= ACTION ITEM =
Check each line of the entries for "true" and report the ones that have it.

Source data

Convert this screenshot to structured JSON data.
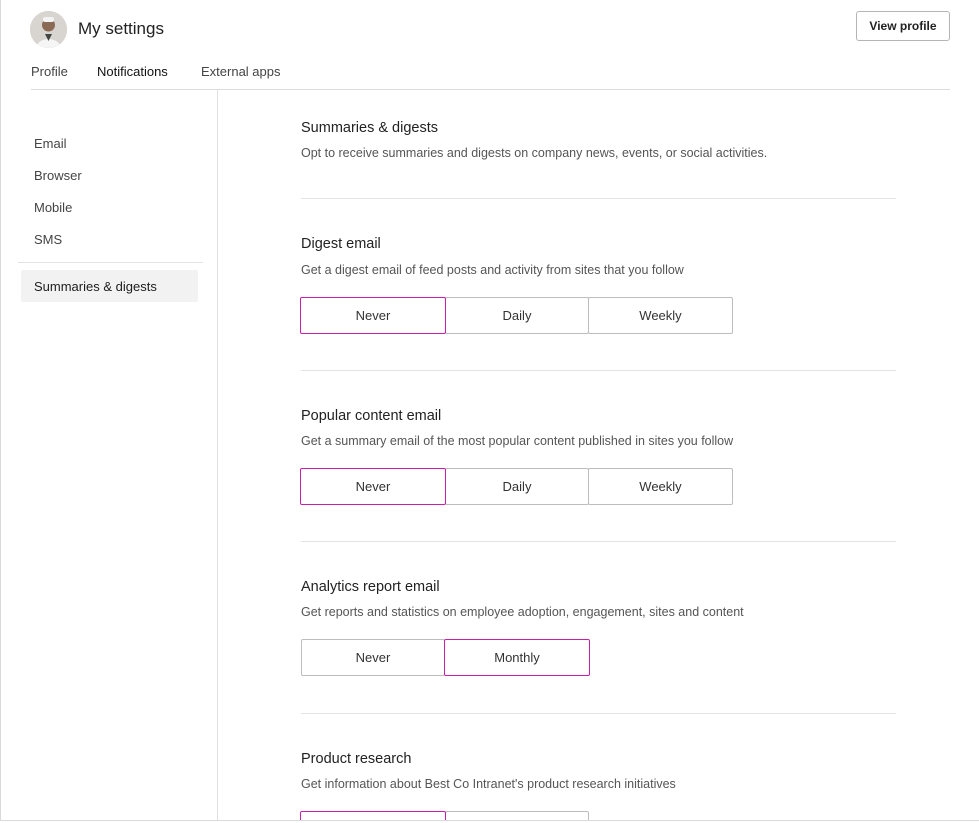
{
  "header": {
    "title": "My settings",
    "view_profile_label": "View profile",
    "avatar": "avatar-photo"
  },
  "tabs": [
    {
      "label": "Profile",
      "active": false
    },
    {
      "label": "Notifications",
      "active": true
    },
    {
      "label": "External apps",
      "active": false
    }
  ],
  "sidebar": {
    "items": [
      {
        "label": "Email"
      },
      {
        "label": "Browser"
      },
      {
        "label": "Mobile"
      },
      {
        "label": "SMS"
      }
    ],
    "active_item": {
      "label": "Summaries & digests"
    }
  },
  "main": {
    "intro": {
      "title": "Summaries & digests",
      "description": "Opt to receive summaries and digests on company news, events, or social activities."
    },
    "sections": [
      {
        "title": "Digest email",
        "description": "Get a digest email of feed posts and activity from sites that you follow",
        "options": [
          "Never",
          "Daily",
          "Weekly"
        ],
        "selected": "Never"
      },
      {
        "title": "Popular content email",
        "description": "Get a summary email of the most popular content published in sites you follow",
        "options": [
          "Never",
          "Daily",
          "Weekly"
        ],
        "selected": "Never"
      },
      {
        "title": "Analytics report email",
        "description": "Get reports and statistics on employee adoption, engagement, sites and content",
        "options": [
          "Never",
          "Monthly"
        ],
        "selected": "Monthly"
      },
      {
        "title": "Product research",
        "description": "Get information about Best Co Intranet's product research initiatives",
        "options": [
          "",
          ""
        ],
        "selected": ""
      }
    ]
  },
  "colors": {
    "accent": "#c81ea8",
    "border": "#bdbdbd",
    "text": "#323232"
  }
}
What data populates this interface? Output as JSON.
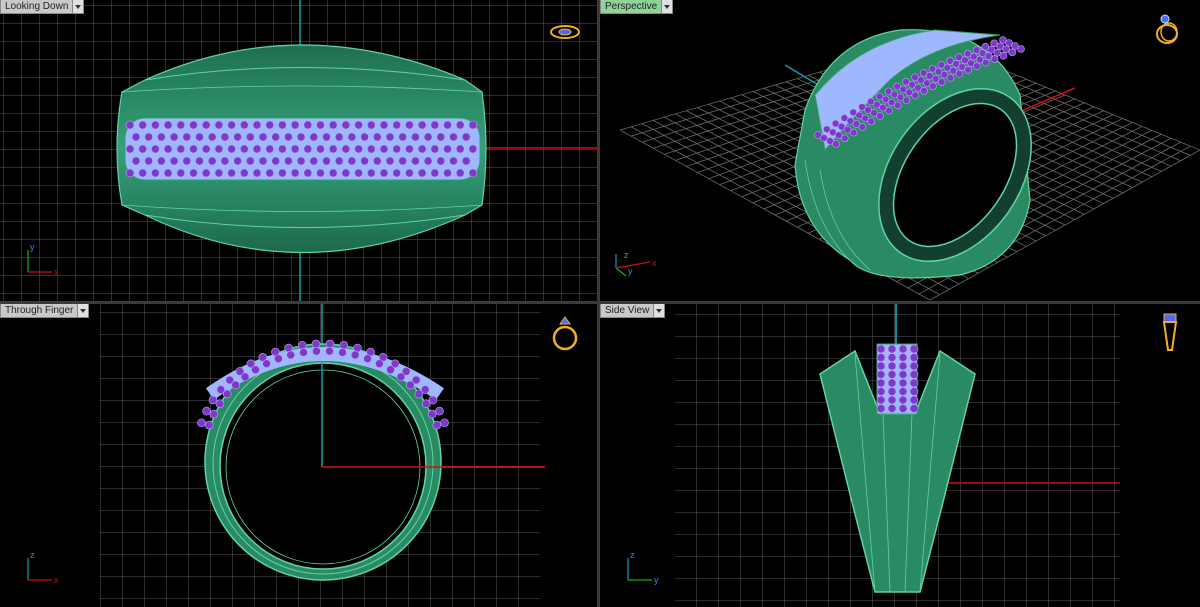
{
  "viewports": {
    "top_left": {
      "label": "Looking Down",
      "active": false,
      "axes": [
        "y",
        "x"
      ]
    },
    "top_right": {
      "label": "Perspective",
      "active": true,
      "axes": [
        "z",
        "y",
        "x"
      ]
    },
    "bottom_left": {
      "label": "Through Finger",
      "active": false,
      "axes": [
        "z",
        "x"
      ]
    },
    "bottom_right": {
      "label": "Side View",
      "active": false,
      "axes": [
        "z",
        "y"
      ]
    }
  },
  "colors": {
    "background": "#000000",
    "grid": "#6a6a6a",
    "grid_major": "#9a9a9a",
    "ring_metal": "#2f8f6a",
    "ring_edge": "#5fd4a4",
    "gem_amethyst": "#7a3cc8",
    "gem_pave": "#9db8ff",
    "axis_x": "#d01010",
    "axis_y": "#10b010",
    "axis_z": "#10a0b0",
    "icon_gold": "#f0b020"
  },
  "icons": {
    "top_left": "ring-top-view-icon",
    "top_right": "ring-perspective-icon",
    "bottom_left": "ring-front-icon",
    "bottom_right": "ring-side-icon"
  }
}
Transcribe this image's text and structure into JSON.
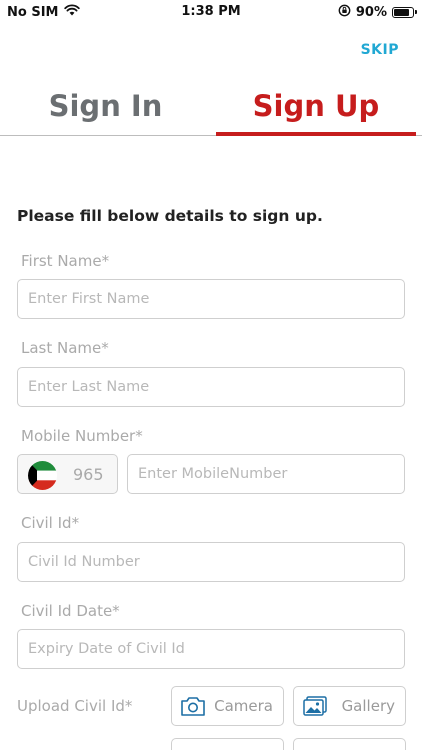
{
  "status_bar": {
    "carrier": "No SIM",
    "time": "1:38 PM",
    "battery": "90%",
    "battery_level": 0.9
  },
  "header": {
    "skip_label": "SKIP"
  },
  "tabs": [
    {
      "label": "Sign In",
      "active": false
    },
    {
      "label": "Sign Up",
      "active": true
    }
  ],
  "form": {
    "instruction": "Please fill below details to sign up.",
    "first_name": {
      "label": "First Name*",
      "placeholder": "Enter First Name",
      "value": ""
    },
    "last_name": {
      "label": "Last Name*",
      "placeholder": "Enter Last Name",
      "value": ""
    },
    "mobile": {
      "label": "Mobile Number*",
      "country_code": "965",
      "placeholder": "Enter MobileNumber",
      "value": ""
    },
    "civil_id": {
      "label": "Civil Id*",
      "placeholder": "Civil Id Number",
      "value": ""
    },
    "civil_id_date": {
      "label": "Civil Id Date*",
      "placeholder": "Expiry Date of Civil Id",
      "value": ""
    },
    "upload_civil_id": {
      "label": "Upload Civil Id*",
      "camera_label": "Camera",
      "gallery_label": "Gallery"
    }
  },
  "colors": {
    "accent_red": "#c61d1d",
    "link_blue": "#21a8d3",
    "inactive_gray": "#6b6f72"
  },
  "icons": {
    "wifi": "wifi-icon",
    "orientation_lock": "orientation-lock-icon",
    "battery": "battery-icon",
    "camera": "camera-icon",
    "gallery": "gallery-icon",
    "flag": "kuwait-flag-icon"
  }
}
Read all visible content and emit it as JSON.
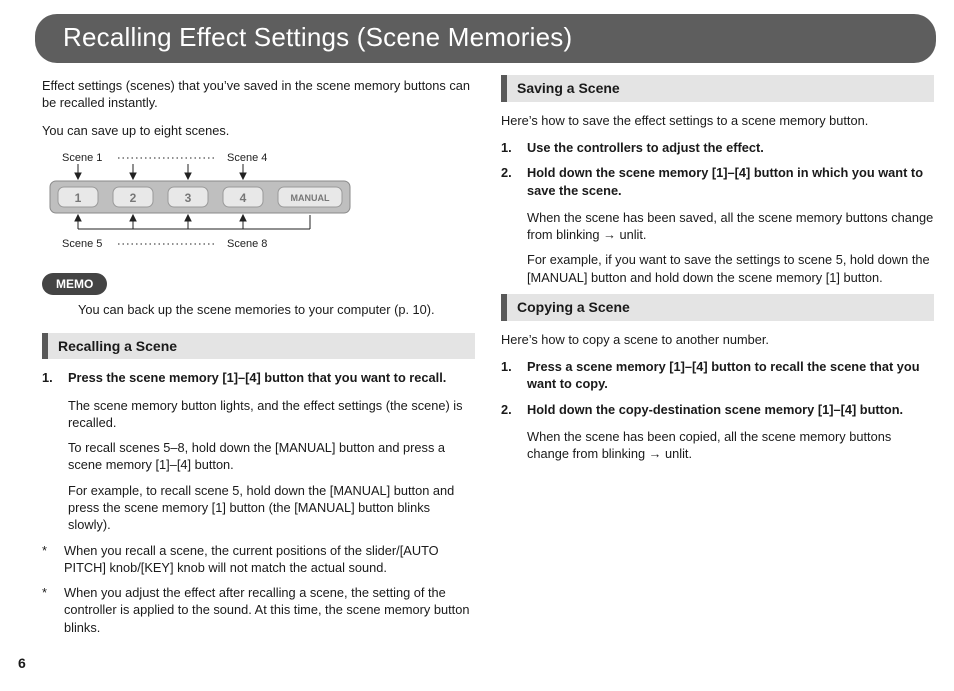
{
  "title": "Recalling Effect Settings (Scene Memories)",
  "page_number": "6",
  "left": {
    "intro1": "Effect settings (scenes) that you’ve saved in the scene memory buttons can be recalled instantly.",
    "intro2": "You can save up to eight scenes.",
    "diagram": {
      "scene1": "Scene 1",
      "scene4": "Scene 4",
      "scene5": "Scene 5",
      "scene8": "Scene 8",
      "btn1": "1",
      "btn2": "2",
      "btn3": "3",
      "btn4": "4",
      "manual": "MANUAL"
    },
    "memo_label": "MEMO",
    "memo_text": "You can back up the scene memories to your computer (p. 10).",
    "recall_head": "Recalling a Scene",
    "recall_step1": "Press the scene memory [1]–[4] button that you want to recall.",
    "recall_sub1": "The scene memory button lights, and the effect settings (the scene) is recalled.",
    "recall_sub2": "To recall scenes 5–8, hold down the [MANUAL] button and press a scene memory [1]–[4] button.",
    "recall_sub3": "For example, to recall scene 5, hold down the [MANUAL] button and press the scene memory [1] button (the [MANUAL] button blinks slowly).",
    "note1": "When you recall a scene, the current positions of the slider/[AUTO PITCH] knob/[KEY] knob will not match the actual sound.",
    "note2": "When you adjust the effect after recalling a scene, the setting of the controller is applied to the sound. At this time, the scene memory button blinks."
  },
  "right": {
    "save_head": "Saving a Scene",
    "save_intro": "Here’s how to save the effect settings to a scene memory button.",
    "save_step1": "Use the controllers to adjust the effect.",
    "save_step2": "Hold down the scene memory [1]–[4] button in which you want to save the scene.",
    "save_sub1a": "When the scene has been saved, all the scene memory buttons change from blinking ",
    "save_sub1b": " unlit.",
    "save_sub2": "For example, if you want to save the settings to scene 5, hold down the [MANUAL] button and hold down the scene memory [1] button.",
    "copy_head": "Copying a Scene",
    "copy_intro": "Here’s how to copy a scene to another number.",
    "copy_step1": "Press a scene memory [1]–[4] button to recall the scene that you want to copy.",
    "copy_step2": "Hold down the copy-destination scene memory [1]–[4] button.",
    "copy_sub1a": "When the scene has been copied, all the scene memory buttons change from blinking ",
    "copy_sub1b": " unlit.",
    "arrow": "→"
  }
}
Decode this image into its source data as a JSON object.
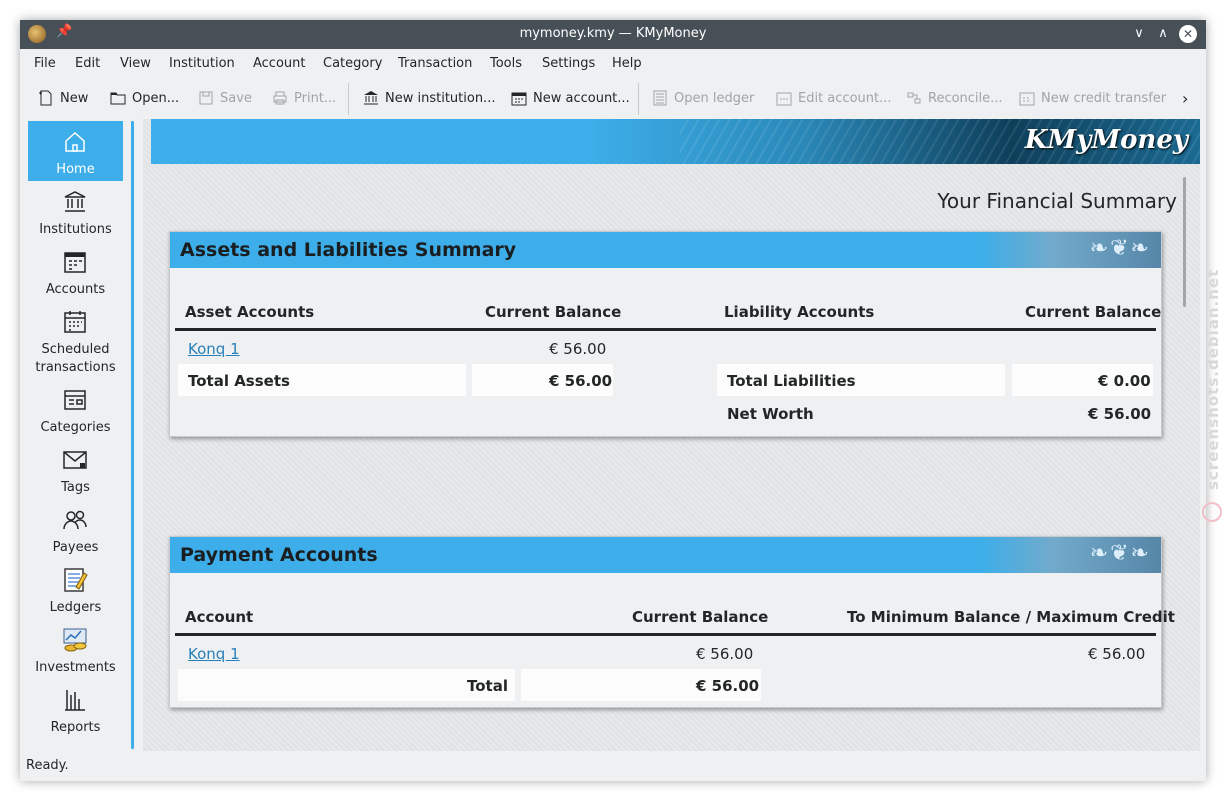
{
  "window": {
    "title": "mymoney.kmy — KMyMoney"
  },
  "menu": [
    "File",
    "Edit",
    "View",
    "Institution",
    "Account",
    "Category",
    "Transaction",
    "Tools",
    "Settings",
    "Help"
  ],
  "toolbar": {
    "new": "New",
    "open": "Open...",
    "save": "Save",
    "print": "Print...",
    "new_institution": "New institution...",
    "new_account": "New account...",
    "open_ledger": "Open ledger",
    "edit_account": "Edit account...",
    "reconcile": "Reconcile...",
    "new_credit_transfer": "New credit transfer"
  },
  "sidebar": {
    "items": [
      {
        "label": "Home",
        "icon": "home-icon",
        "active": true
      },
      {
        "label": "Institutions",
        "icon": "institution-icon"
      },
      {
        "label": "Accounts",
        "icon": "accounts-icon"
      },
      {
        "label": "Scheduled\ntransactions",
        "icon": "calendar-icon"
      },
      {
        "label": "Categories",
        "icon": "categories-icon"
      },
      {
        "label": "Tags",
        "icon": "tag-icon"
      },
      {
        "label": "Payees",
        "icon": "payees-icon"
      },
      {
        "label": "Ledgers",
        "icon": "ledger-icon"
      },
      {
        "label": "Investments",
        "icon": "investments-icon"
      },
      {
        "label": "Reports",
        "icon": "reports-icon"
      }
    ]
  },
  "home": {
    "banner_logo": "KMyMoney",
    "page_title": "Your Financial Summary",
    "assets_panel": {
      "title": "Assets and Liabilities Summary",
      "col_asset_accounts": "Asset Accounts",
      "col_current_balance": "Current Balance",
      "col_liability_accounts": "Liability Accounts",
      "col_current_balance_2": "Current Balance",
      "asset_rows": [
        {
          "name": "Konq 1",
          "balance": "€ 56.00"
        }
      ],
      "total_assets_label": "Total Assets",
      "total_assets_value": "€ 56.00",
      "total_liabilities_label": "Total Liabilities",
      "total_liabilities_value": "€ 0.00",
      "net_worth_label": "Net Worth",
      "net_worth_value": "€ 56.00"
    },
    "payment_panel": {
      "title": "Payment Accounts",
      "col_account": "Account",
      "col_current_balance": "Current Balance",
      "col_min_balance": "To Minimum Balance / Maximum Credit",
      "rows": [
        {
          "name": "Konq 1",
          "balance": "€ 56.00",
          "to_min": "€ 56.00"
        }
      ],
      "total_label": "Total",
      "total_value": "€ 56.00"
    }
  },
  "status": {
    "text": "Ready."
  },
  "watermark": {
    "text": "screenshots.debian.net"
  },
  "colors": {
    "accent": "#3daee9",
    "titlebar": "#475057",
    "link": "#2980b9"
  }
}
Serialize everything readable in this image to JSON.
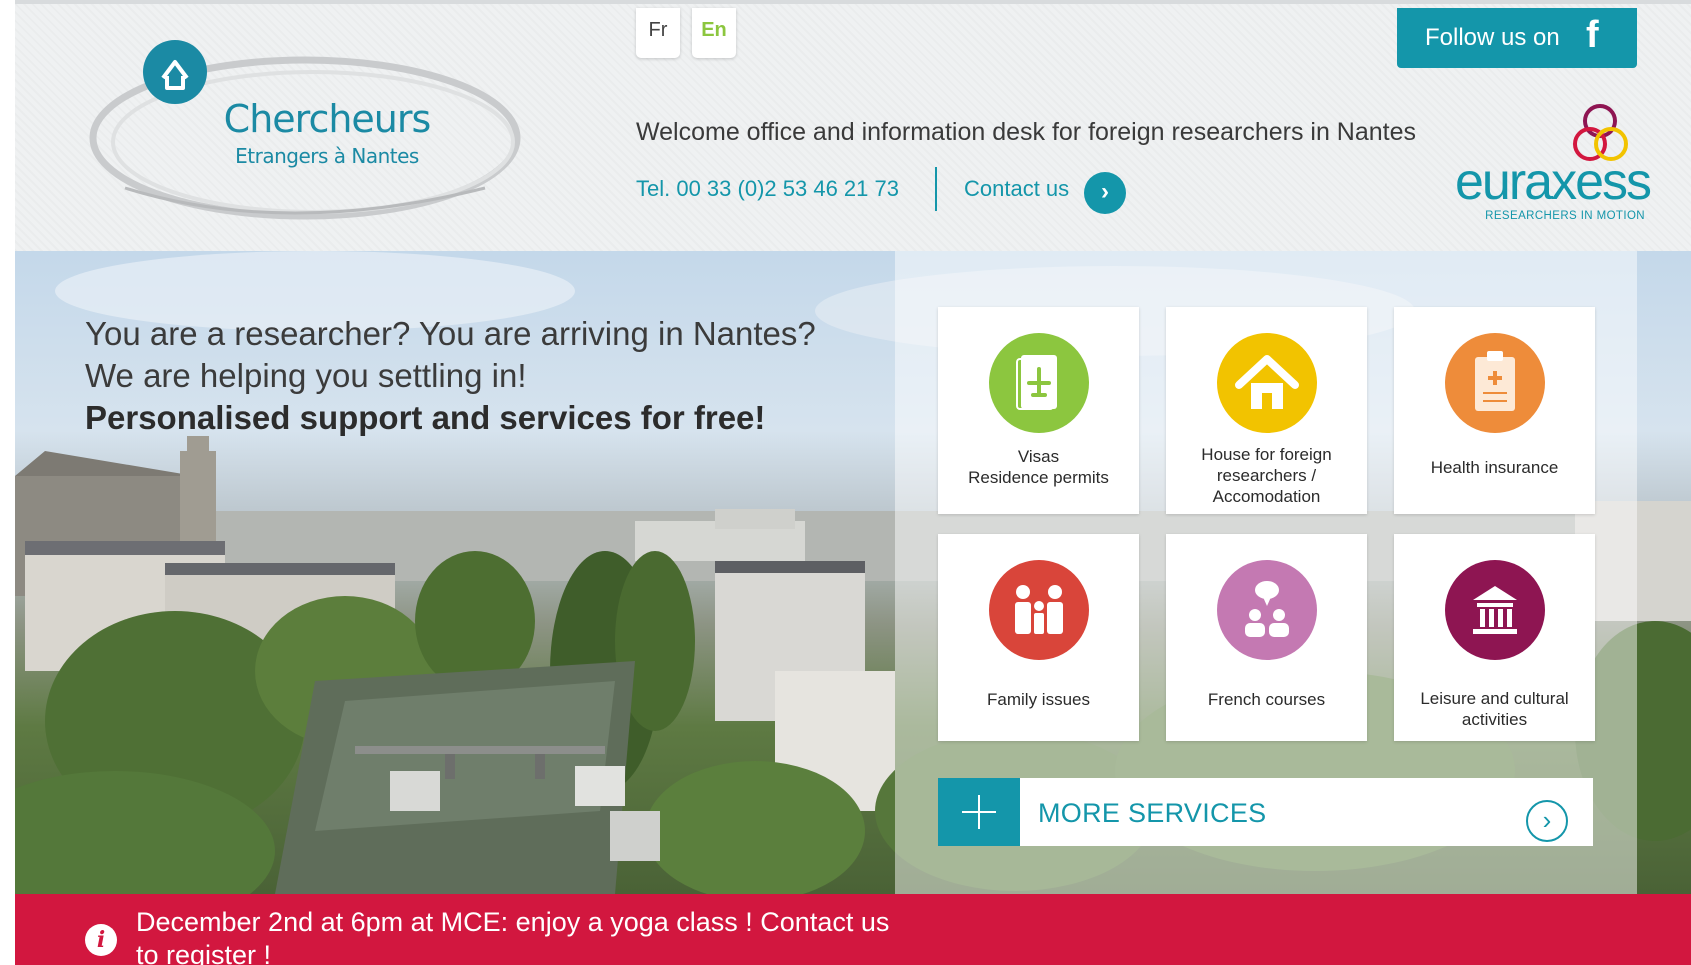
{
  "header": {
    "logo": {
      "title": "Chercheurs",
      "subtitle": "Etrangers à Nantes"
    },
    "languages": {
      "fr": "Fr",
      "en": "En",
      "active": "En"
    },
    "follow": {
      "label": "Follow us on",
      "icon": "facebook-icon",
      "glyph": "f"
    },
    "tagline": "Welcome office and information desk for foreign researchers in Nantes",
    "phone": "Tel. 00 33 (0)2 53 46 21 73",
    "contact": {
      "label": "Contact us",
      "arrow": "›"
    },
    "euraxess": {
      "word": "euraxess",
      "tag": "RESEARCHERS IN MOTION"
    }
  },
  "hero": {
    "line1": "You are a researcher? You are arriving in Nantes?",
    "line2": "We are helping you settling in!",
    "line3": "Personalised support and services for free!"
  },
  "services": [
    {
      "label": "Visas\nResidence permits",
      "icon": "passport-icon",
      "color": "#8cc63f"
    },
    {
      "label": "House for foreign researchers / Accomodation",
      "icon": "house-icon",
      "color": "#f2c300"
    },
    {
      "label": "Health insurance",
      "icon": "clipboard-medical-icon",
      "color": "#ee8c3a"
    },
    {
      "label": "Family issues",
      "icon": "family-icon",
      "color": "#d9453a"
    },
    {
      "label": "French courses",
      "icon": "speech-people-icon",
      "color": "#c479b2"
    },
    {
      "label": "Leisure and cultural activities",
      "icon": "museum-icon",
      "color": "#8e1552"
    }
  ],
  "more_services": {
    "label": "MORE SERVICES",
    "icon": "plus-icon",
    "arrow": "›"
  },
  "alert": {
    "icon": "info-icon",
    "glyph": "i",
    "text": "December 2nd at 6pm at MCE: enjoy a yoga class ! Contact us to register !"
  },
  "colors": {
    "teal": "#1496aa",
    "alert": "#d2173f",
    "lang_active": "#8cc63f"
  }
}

= RESULT OF THE EXERCISE =
      "active": true
      "active": true,
      "active": true
        "active": true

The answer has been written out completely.